From youthful visions of shooting for National Geographic, Luke Going’s photography career took an unexpected turn when he discovered a passion for capturing weddings.
The Sunshine Coast lens man documented his first wedding in 2011, when photography styles and trends were thankfully evolving from the over-polished, mainstream portraits that had become the status quo. Before long, Luke was hooked on the creative versatility and potential for expression that wedding photography afforded. Over 180 weddings later, he hasn’t looked back.
Luke’s sensitive and cinematic style has had him firmly on our radar from the get go, and we’ve featured a number of his weddings over the years. We recently caught up with Luke to discover a little more about the man behind the camera.
Tell us a little about your background and the path that brought you to wedding photography.
I discovered Photography in high school and fostered the passion for about 15 years before deciding to give it a crack as a career. Wedding photography wasn’t really on my radar when I first started, but I was pretty much open to anything that came my way. Once I realised the potential of weddings to fulfill me creatively – each one being completely unique and a place where I could translate my own way of seeing things into images – it started to become a viable option and a way to make a living in the creative arts.
How would you describe your photography style?
It’s a really hard thing to do as I feel my style is constantly evolving, but for all intents and purposes I guess I would say my style fits into a ‘cinematic documentary’ genre. Each couple has a spark, a special something that is only triggered off by the presence of the other person. This chemistry is the very thing that I strive to find when I’m shooting. Sometimes it is naturally present and sometimes it needs a little coaxing. But it is always there and when it comes to the surface that is when the most magical images evolve.
Was wedding photography always the passion? What other personal photography projects keep you busy?
My original dream was to work for National Geographic, documenting the peoples and places of the earth. I also had a strong interest in portraiture and abstract landscapes, so my interests were pretty broad. I think what made me pay attention to weddings was that it was an event that was always going to present something different to me each time. So with each wedding, I had an opportunity to find the unique and the arcane with every location and couple I shot. This really did satisfy me creatively as I felt weddings gave me all the opportunities I needed to express myself visually.
I now find myself very interested in pursuing other creative mediums, and am currently fulfilling a life long interest in ceramics by getting my hands dirty and my mind away from a computer screen. I find the best way to keep me inspired as a photographer is to diversify my creative endeavours and do my best to satisfy my insatiable appetite for making things.
When did you shoot your first wedding? How do you feel the industry has changed since then?
I shot my first wedding at the beginning of 2011. This was a time when the industry was really making new roads, especially in the photographic arena. It was spearheaded by artists who had a strong urge to shoot in a journalistic style, moving away from the cringe-worthy trends of the past.

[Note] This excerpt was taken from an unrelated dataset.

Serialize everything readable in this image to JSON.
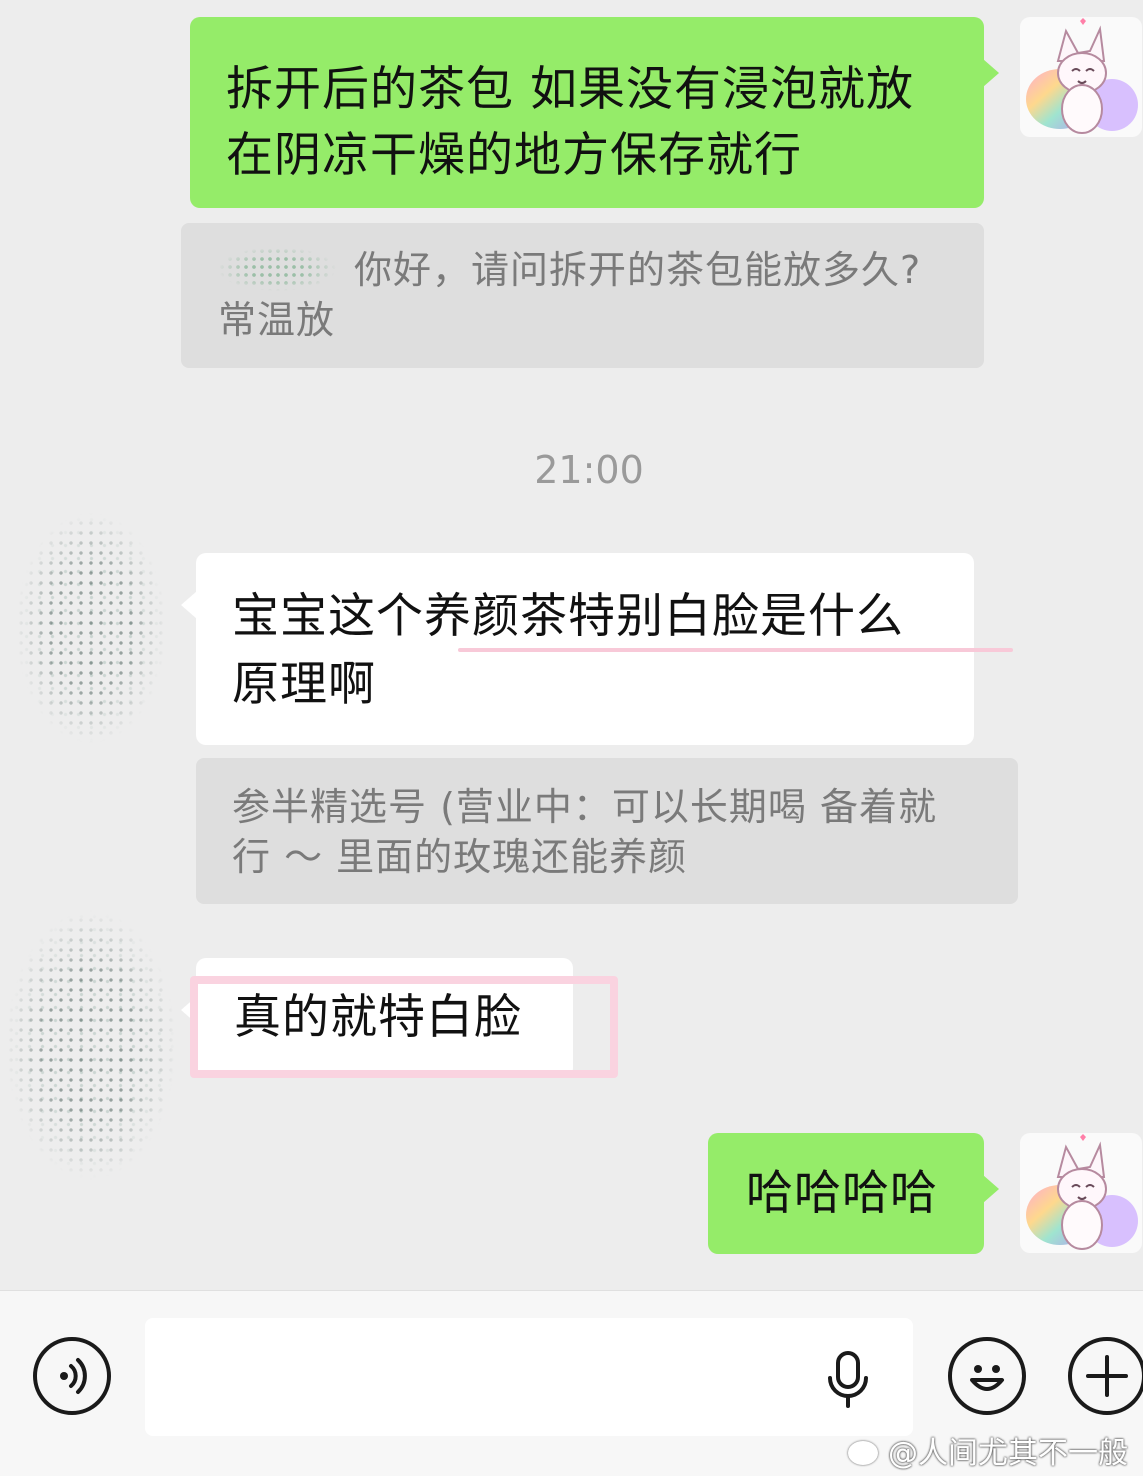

Suddenly wedding photography was being reinvented as a platform for true artistic expression, and out of the woods came some of the most incredible and talented photographers of our time. I think it was just great timing for me to get into wedding photography and launch my business.
Who are some other photographers you admire?
One of those early pioneers I was speaking of that inspired me was Jonas Peterson. I don’t think there is a wedding photographer around that hasn’t been moved by his imagery. Especially those who started around the same time I did. He basically inspired a whole generation of photographers to go out there and find their own voice. To create images that could be hung on a wall and not be considered a wedding portrait. And I think most importantly he invigorated the industry by rejecting industry trends and focusing wholeheartedly on the couple’s story, the love story at the centre of everything. That central narrative meant each part of the day had a crucial role in completing that narrative, illustrating that chemistry, giving the photographer the role of the director and making that love story really come alive. And that is a major reason why I admire the guy.
What are some of your go-to sources of inspiration and/or professional development?
As I mentioned, I am currently getting into ceramics. Yet I have many other passions and interest’s other than photography, and I find myself attracted to mediums that evoke the polarity between passion and stillness. This dualistic force is influential right throughout my life and I can see its effect on all of my creative endeavours. So I guess my go-to source of inspiration is Life itself. In my experience, professional development and personal development are synonymous and interdependent. If one is neglected, the other suffers.
What’s the most memorable wedding you’ve captured?
It’s pretty hard to forget a winter elopement in New York City. A ceremony in Central Park, then walking the streets taking photos in the most vibrant city on earth just hit the spot for me. My wife Rosie came with me and we pretty much had the best week of our lives – which might have had something to do with leaving our four kids at home?!
Finally, do you have any tips for couples planning their wedding?
Just do it YOUR way. Don’t sweat the small stuff, make sure you prioritise the things that are important to you as a couple and as individuals. Don’t let other people (traditions/trends) force you into doing anything you don’t wholeheartedly want to have on your wedding day. The more relaxed you are, the more fun you’re going to have and the more memorable it is going to be.
Images Luke Going Photography |